The dance team usually holds in-person practices throughout the summer — this year, they weren’t able to do that, which means the team missed out on valuable training time. Instead, the squad has been doing online workouts together over Zoom since tryouts ended.
College spirit teams are not subject to NCAA rules and regulations, so both Virginia Cheerleading and the Virginia Dance Team follow rules determined by the ACC and Virginia Athletics. According to Haney, the ACC has mandated that cheerleaders and dance teams are not allowed on the field at all before, during and after games. Visiting spirit teams are also not allowed at away games. Haney said that they may perform in a section of the stadium or on the lower hill of Scott Stadium, but Virginia Athletics is still working on the logistics of their performances though.

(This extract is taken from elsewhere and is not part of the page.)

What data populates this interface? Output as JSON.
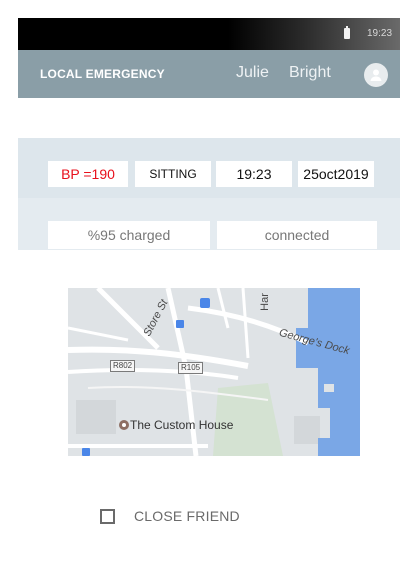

“We are evaluating the role of the cheer and dance teams at this time,” said Jim Daves, assistant athletics director for media relations.
For now, both teams are preparing for the football season, which was slated to begin the week of Sept. 7 — along with all other fall Olympic sports — until Virginia’s opponent, VMI, postponed all athletic activity. As a result, Virginia will open its season Sept. 19 against Virginia Tech. Both the cheer team and dance team, however, don’t know when they will be allowed to begin in-person practices or perform at games, leaving their role in this season-opener up in the air.
Other than this budget cut, Virginia Athletics has implemented numerous other efforts to mitigate the financial losses imposed by the cancellation of winter and spring sports last March, as well as March Madness — a major revenue source for schools nationwide. In May, Director of Athletics Carla Williams announced that all 20 head coaches, 51 assistant coaches and additional staff had taken a voluntary pay cut in anticipation of the difficulties these revenue losses would impose.
Even if the fall season does go well, however, Williams expressed concern that the department could still lose money.
“We’re anticipating anywhere from a 15 to 30 percent shortfall and that’s if we have an uninterrupted football and basketball season,” Williams said.
Virginia Athletics declined to comment further on the nature of these budget cuts.
So far, four student-athletes have tested positive for COVID-19 after going through two rounds of mandatory testing since football players began returning to Grounds for voluntary training July 5. Three of the players who tested positive are members of the football team. There have been no new positive cases of COVID-19 among student athletes since July 24.
The University plans to resume in-person classes Sept. 8 — a two-week delay from its previous start date of Aug. 25 — with public health measures in place to maintain the safety of students, faculty and staff. Professor John MacKnight, a professor of internal medicine at the University and the medical director and primary care physician for Virginia Athletics, said that more students and teams returning to Grounds will create additional challenges for the athletic department to prevent the spread of the pandemic.
“As much of a protective bubble as we have tried to put around them, the reality is that as the beginning of the school years approaches, those bubbles either become very small or they just flat-out disappear,” Macknight said. “That’s where we’re really going to have to depend even more heavily on the kids to make great choices and try to do the right things.”
Coach Bronco Mendenhall said that fan attendance at games will probably be limited to 1,000 fans in accordance with Phase 3 of Virginia’s reopening plan, and will be limited to mostly families of players and coaches.
As of Monday, Virginia has 120,594 confirmed cases of COVID-19 — 847 of which were reported in the last 24 hours. The Thomas Jefferson Health District has 2,475 confirmed cases — 1,034 in Albemarle and 681 in Charlottesville.
According to the University’s COVID-19 tracker, by Friday there were 174 total positive cases among faculty, staff, students and contract employees — 135 of which are among students alone.